-------- Records for this task --------
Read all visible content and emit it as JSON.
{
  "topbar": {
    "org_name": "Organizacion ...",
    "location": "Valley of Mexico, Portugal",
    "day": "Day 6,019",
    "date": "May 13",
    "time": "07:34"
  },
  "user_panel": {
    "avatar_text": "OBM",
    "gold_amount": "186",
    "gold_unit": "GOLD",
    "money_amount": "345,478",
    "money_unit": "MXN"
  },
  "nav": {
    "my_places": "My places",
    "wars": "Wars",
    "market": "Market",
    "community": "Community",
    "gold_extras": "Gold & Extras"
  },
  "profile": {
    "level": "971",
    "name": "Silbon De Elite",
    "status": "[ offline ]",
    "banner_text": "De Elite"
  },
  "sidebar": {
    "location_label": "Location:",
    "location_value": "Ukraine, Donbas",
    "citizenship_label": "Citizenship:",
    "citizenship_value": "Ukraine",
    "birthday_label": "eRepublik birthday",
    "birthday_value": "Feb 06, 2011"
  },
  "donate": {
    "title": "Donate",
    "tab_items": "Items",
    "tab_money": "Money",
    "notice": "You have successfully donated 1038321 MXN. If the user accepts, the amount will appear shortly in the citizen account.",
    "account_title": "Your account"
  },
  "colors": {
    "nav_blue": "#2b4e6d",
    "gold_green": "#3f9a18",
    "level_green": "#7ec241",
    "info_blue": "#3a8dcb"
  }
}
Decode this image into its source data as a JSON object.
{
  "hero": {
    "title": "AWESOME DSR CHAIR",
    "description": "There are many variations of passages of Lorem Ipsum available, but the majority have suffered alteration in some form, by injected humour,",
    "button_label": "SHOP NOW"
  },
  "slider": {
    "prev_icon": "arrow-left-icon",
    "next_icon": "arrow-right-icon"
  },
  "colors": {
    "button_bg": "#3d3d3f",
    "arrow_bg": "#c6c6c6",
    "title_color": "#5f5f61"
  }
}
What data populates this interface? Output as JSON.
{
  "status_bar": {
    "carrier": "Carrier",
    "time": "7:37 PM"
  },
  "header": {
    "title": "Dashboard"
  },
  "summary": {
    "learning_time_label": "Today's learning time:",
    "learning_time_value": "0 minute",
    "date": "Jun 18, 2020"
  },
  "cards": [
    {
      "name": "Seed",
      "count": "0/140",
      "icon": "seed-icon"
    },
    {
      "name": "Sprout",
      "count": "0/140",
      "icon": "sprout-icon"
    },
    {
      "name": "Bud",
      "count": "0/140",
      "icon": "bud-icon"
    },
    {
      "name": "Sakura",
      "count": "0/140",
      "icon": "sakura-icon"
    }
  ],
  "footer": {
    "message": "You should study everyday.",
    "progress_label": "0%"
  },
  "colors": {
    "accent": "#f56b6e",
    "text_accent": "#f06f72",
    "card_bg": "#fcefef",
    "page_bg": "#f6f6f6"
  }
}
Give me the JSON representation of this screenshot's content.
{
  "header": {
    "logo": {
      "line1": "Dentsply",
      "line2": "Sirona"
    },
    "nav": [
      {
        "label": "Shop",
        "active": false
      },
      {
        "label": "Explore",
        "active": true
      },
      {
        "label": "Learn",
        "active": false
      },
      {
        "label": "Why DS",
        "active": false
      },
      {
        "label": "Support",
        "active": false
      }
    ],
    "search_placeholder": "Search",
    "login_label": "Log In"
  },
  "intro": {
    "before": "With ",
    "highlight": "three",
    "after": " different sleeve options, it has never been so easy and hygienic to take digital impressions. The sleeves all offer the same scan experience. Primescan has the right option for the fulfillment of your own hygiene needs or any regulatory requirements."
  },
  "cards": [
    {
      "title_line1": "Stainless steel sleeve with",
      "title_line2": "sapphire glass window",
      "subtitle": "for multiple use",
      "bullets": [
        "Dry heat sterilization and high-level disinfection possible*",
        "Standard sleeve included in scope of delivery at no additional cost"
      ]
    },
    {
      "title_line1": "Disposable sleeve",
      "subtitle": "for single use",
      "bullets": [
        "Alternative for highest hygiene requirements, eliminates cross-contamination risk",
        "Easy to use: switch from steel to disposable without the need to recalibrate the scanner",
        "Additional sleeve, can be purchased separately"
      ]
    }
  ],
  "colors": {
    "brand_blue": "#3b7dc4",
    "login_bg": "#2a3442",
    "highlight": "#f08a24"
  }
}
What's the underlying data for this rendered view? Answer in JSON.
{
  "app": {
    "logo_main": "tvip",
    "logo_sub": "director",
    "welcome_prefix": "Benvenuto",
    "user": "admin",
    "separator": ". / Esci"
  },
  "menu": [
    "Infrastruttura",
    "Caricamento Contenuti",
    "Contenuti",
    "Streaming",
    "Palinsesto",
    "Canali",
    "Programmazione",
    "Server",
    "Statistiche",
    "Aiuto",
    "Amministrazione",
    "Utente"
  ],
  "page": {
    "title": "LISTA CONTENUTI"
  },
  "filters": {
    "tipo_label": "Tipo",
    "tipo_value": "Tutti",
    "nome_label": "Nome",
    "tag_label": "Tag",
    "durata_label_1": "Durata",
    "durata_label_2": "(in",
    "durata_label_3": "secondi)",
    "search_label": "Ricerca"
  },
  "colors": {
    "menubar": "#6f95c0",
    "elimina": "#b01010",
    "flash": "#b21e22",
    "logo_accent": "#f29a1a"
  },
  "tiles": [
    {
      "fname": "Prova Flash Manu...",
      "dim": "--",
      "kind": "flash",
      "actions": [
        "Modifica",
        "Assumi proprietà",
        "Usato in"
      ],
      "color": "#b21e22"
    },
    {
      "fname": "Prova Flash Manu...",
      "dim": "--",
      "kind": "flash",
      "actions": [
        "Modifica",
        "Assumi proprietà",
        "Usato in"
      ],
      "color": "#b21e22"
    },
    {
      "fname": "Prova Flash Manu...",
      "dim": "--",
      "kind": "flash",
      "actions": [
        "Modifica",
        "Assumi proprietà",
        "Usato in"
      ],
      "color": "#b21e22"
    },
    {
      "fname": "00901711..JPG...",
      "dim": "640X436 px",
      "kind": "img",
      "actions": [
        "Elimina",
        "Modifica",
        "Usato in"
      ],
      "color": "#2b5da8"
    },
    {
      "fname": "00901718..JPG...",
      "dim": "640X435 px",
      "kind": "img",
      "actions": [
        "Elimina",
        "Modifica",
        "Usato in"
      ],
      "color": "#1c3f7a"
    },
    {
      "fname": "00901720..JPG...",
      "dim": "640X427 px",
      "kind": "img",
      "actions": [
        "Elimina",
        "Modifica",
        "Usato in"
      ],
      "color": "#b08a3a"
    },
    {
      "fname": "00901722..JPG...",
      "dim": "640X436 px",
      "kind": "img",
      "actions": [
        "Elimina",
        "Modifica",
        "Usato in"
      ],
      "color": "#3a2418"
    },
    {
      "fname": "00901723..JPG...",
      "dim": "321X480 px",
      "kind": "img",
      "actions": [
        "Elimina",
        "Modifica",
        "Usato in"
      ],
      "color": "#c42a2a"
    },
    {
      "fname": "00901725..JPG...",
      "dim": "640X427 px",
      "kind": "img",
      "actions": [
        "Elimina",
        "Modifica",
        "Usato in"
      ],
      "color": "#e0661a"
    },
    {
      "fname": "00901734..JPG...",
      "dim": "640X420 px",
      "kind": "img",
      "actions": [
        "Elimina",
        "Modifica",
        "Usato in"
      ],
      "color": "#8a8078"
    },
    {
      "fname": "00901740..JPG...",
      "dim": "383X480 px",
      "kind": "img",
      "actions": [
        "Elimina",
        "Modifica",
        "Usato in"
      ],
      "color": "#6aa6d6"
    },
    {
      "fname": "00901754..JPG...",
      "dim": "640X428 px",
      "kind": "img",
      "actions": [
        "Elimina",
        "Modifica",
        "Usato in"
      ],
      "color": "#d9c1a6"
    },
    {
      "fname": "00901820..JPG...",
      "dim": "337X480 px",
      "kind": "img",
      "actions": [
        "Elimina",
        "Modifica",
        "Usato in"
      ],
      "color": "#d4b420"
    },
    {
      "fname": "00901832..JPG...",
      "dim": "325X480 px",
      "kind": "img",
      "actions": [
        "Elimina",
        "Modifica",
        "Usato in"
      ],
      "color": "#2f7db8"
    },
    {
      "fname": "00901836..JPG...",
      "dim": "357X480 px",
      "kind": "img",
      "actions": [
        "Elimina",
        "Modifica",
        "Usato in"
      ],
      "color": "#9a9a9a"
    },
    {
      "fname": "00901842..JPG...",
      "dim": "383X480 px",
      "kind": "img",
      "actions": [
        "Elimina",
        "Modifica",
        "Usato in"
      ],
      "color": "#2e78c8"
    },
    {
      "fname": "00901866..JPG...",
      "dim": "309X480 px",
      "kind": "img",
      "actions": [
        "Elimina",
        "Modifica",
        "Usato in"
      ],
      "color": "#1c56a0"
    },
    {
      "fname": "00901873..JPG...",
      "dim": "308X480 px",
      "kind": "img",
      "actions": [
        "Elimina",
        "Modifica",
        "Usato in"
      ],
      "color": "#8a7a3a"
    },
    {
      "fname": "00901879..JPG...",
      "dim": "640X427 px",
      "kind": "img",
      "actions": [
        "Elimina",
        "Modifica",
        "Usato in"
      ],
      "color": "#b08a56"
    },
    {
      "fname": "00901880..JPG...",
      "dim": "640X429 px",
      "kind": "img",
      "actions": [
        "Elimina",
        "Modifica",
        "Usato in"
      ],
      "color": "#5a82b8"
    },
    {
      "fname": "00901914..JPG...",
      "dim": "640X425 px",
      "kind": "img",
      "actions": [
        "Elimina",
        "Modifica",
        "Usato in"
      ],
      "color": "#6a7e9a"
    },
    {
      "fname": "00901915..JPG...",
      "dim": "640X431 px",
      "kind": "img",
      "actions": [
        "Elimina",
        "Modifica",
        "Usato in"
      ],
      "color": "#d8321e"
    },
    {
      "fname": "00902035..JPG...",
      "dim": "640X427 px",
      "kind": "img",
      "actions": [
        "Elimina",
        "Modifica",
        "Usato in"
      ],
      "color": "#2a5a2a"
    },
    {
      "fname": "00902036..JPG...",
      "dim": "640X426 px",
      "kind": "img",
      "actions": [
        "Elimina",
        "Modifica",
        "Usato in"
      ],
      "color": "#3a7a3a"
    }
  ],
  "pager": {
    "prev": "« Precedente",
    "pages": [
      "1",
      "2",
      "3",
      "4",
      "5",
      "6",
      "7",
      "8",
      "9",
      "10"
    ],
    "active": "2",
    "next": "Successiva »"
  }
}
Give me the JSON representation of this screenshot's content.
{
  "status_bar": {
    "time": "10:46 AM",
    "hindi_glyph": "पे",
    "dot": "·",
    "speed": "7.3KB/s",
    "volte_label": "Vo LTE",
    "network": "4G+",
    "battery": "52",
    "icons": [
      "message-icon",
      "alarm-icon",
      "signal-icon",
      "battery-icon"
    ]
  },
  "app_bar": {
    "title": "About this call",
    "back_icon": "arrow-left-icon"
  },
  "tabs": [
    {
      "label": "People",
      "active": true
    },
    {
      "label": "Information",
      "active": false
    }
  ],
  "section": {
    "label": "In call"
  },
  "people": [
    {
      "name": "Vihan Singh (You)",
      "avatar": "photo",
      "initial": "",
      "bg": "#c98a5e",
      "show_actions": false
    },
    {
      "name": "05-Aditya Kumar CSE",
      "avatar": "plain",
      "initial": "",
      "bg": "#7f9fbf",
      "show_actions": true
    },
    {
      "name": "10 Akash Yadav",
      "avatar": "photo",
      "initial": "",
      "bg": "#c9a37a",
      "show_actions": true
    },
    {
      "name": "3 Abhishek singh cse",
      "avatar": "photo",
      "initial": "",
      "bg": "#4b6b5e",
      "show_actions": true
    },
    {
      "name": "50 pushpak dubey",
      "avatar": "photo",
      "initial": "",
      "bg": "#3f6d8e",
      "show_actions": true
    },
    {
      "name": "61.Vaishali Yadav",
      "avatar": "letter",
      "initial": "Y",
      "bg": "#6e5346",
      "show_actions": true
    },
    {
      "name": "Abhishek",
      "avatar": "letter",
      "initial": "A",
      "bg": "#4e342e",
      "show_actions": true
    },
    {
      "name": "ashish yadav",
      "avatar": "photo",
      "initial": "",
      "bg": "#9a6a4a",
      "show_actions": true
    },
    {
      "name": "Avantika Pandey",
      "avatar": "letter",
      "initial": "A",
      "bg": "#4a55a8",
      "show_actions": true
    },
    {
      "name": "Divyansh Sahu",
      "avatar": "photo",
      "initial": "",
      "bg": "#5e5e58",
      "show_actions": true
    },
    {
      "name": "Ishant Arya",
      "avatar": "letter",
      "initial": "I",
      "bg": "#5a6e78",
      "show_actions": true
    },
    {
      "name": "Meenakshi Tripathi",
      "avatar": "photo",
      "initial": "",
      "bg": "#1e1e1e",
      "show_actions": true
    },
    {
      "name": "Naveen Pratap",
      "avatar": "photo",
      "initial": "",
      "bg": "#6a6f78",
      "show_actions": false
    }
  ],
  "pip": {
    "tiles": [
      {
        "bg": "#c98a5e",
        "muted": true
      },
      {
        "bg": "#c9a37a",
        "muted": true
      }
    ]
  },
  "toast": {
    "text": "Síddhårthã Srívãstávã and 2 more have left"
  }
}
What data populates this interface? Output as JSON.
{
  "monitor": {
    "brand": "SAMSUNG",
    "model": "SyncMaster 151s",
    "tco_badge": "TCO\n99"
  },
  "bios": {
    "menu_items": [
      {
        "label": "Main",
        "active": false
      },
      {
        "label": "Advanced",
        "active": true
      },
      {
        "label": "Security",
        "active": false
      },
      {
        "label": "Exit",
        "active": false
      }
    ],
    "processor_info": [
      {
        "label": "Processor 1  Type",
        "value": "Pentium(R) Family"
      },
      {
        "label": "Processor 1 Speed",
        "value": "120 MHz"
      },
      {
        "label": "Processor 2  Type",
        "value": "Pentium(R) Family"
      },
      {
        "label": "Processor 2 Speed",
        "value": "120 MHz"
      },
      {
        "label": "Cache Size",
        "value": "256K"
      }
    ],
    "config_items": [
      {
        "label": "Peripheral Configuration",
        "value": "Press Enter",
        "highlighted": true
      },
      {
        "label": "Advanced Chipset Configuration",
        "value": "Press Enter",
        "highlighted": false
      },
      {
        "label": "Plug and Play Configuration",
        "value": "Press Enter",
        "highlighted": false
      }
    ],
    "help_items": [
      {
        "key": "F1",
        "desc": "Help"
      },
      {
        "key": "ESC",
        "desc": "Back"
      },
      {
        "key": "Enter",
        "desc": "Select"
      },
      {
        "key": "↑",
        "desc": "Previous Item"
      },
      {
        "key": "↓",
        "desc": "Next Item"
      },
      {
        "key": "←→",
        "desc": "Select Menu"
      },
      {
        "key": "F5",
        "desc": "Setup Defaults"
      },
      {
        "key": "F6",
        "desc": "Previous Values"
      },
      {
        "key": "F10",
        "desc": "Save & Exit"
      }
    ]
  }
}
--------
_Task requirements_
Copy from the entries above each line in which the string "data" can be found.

_Result for this exercise_
Decode this image into its source data as a JSON object.
What data populates this interface? Output as JSON.
What's the underlying data for this rendered view? Answer in JSON.
What data populates this interface? Output as JSON.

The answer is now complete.